▸ Exercise
Filter the listing below down to the lines holding the word "icon", and copy those lines.

▸ Data for analysis
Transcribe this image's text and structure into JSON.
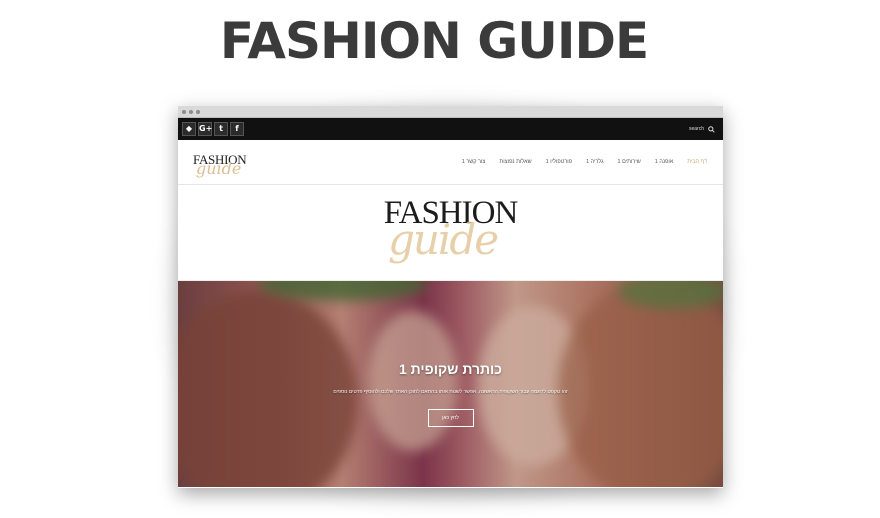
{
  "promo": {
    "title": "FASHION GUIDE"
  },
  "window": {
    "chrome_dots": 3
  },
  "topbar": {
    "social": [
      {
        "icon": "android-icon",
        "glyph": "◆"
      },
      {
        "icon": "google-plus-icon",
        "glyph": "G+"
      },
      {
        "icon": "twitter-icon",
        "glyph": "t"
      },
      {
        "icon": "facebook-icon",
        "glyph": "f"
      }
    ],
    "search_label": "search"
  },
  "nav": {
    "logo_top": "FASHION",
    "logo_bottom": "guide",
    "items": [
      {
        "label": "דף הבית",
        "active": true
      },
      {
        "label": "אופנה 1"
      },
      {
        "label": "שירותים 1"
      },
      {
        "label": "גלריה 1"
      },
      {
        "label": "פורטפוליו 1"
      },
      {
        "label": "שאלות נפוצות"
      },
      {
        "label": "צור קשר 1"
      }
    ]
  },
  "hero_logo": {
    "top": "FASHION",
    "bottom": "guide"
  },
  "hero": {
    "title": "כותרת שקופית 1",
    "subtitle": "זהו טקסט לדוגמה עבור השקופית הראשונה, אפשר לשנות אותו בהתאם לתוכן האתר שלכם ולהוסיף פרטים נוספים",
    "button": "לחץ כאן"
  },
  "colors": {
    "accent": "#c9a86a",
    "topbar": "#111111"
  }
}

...

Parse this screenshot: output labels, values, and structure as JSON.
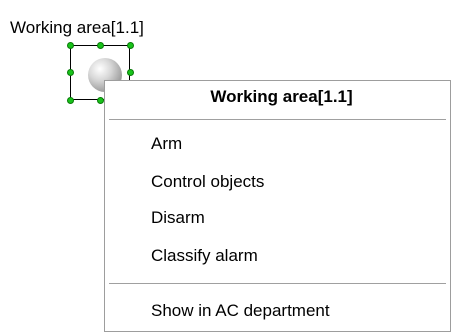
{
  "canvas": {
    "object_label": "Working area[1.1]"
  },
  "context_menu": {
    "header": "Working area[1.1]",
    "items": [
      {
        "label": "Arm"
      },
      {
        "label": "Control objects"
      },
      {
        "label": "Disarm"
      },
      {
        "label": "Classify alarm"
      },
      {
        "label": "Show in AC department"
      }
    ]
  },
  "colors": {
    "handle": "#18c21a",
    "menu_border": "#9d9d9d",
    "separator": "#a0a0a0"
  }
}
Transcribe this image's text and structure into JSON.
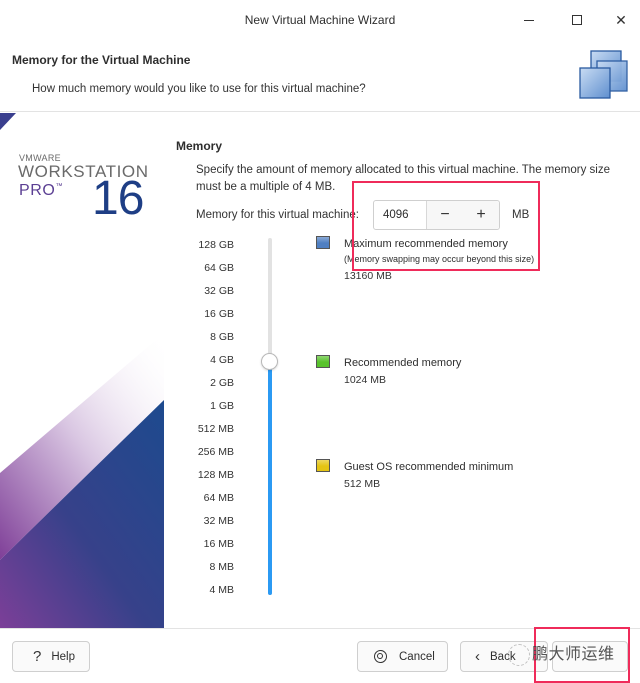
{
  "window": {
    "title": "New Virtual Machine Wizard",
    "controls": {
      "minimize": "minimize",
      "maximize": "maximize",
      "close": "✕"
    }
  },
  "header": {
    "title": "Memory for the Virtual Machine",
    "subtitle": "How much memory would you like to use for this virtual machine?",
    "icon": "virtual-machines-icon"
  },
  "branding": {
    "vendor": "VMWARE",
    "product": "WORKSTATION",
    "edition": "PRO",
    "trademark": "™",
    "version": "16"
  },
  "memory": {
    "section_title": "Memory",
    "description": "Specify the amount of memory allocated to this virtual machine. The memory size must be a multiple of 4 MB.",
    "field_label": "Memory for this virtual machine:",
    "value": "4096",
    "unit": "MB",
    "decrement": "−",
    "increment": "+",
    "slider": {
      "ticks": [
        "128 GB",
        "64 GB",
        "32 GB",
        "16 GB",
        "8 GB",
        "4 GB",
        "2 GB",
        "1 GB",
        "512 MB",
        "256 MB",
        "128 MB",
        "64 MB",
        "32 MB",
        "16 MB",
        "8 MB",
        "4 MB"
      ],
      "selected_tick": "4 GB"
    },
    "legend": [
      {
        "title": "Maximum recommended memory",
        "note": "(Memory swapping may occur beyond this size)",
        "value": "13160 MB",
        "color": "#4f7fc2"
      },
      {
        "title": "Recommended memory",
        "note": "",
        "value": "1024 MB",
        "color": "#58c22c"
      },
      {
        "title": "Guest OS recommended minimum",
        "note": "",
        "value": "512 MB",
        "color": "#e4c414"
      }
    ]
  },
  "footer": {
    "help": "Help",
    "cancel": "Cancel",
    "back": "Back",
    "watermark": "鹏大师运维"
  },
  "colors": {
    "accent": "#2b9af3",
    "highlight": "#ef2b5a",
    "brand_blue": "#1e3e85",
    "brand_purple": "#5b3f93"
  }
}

▸ Task response
        "icon": "android-icon",
        "icon": "google-plus-icon",
        "icon": "twitter-icon",
        "icon": "facebook-icon",
    "icon": "virtual-machines-icon"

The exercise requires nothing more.